_Exercise details_.
Restate the full listing word for word; images stay out of it.

_Working data_.
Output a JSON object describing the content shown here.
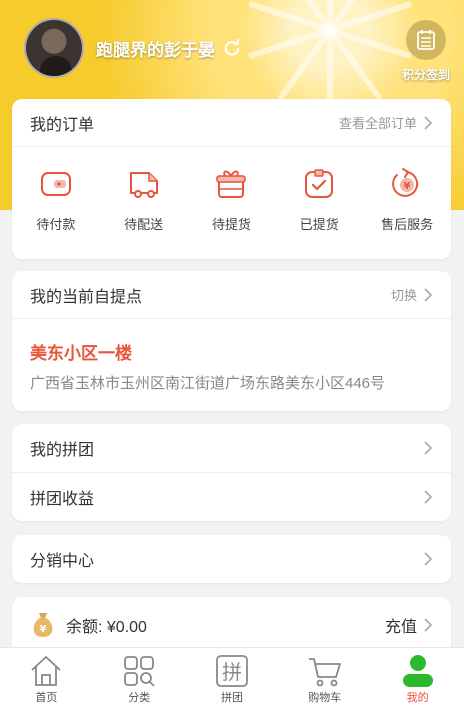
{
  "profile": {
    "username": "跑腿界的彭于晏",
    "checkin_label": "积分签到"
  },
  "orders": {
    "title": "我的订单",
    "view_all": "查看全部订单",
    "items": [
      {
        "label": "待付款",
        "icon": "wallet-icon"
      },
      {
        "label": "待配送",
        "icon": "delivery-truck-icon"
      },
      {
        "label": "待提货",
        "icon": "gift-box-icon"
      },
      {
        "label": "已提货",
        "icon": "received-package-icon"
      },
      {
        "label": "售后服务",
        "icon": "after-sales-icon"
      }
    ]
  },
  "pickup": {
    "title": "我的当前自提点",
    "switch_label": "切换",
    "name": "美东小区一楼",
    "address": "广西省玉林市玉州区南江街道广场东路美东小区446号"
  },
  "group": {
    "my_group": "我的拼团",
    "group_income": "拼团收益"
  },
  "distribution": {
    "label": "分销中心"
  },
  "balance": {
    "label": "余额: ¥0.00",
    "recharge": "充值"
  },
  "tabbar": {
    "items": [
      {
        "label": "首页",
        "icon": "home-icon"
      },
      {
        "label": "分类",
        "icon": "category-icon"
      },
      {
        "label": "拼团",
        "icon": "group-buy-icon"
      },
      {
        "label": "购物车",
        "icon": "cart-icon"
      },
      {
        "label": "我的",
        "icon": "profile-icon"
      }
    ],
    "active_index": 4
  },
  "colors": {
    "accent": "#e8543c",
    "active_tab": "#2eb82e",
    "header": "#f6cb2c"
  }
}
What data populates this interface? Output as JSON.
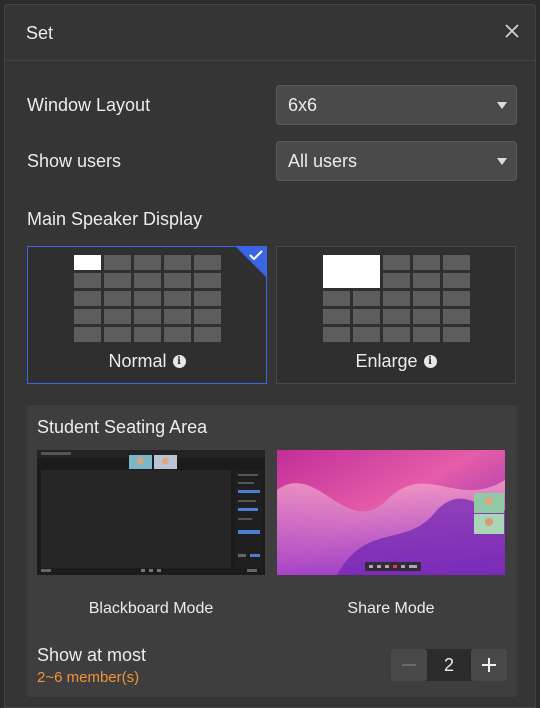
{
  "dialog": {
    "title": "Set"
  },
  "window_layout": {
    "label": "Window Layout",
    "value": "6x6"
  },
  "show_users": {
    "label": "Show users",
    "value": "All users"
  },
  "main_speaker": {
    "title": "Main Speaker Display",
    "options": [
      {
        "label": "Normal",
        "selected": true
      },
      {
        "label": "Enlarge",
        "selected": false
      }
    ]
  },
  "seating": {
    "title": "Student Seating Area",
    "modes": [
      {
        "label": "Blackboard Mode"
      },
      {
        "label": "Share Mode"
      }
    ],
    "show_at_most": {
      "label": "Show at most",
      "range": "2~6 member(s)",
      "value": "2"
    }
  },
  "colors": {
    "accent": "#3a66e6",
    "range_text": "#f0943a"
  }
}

_Exercise output_.
Output a JSON object describing the content shown here.
{
  "profile": {
    "username": "跑腿界的彭于晏",
    "checkin_label": "积分签到"
  },
  "orders": {
    "title": "我的订单",
    "view_all": "查看全部订单",
    "items": [
      {
        "label": "待付款",
        "icon": "wallet-icon"
      },
      {
        "label": "待配送",
        "icon": "delivery-truck-icon"
      },
      {
        "label": "待提货",
        "icon": "gift-box-icon"
      },
      {
        "label": "已提货",
        "icon": "received-package-icon"
      },
      {
        "label": "售后服务",
        "icon": "after-sales-icon"
      }
    ]
  },
  "pickup": {
    "title": "我的当前自提点",
    "switch_label": "切换",
    "name": "美东小区一楼",
    "address": "广西省玉林市玉州区南江街道广场东路美东小区446号"
  },
  "group": {
    "my_group": "我的拼团",
    "group_income": "拼团收益"
  },
  "distribution": {
    "label": "分销中心"
  },
  "balance": {
    "label": "余额: ¥0.00",
    "recharge": "充值"
  },
  "tabbar": {
    "items": [
      {
        "label": "首页",
        "icon": "home-icon"
      },
      {
        "label": "分类",
        "icon": "category-icon"
      },
      {
        "label": "拼团",
        "icon": "group-buy-icon"
      },
      {
        "label": "购物车",
        "icon": "cart-icon"
      },
      {
        "label": "我的",
        "icon": "profile-icon"
      }
    ],
    "active_index": 4
  },
  "colors": {
    "accent": "#e8543c",
    "active_tab": "#2eb82e",
    "header": "#f6cb2c"
  }
}
What data populates this interface? Output as JSON.
{
  "dialog": {
    "title": "Set"
  },
  "window_layout": {
    "label": "Window Layout",
    "value": "6x6"
  },
  "show_users": {
    "label": "Show users",
    "value": "All users"
  },
  "main_speaker": {
    "title": "Main Speaker Display",
    "options": [
      {
        "label": "Normal",
        "selected": true
      },
      {
        "label": "Enlarge",
        "selected": false
      }
    ]
  },
  "seating": {
    "title": "Student Seating Area",
    "modes": [
      {
        "label": "Blackboard Mode"
      },
      {
        "label": "Share Mode"
      }
    ],
    "show_at_most": {
      "label": "Show at most",
      "range": "2~6 member(s)",
      "value": "2"
    }
  },
  "colors": {
    "accent": "#3a66e6",
    "range_text": "#f0943a"
  }
}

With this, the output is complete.